The big difference between Nikon/Canon is the handling. One thing is it's all literally "the other way around" with Nikon: The lens bajonet direction, the dot marking on the lens, the exposure scale in camera. It takes a while to adapt :-)
Unless I had a lot of time and some spare money that I didn't know what to do with it, I would, in your situation not consider switching. Why are you? You have the latest gear and it's considered top notch. There would only be two reasons that would make sense:
- You really need that focal legth package of a 14-24, as in: in one lens. The IQ is great, but not as legendary as you can get the impression when you hear all that raving. Read some (real) reviews and look at distortion and sharpness values compared to other lenses. You can get great alternatives to it if you're not specifically looking for this exact combination as a zoom-lens package.
- You want the resolution of the D800. That's why I switched, because I wanted to be able to crop and still have high-res pictures left. The IQ itself is also marvellous, but then again, I doubt that this difference would really matter when you sell your pictures to someone. Plus, your lenses are (supposedly) excellent IQ, I doubt you'd see any improvement with the same gear with a Nikon badge on it.
Why not to switch:
- The D800 is missing the C1-3 comfort modes of the Canon. If you're using those heavily, don't switch. The memory bank architecture is a complete fail in the D800, non-usable. Then again, it has to offer other nice features handling-wise, but it's all a matter of taste.
- Last thing: The quiet mode on the D800 does nothing but separate mirror up and down noise. It's still loud. And the D800 is as loud as a regular SLR, in fact, louder than smaller Nikons. The quiet mode on the 5D III is actually a miracle compared to that.
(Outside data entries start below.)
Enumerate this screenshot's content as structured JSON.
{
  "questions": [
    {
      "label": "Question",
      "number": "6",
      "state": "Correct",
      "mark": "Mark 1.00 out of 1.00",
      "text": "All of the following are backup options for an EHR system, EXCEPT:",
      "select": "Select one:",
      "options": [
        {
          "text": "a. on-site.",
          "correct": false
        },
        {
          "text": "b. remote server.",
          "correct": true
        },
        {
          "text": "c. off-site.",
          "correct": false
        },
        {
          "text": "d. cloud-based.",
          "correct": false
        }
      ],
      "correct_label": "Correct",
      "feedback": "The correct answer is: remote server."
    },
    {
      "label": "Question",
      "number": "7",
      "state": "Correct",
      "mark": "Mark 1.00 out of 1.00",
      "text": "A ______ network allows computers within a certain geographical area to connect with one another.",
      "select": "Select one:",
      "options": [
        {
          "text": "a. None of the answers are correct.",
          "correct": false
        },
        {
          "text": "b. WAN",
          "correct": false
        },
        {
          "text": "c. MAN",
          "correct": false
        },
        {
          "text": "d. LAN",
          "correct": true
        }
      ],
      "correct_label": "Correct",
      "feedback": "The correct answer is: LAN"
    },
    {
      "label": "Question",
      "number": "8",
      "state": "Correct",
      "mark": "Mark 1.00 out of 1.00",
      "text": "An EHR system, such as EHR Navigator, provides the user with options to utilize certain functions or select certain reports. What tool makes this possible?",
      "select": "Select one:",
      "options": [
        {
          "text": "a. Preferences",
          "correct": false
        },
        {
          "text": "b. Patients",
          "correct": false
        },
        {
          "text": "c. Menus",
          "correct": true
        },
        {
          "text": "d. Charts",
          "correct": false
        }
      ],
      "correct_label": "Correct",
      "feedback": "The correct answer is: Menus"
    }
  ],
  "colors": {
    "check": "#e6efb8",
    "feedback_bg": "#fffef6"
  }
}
If you need quiet, stick with what you've got.
Summary: Only switch if you want 14-24 in a zoom lens or want the high resolution.
Do not switch if you rely on C modes in your Canon or the quiet mode.
Hope this helps.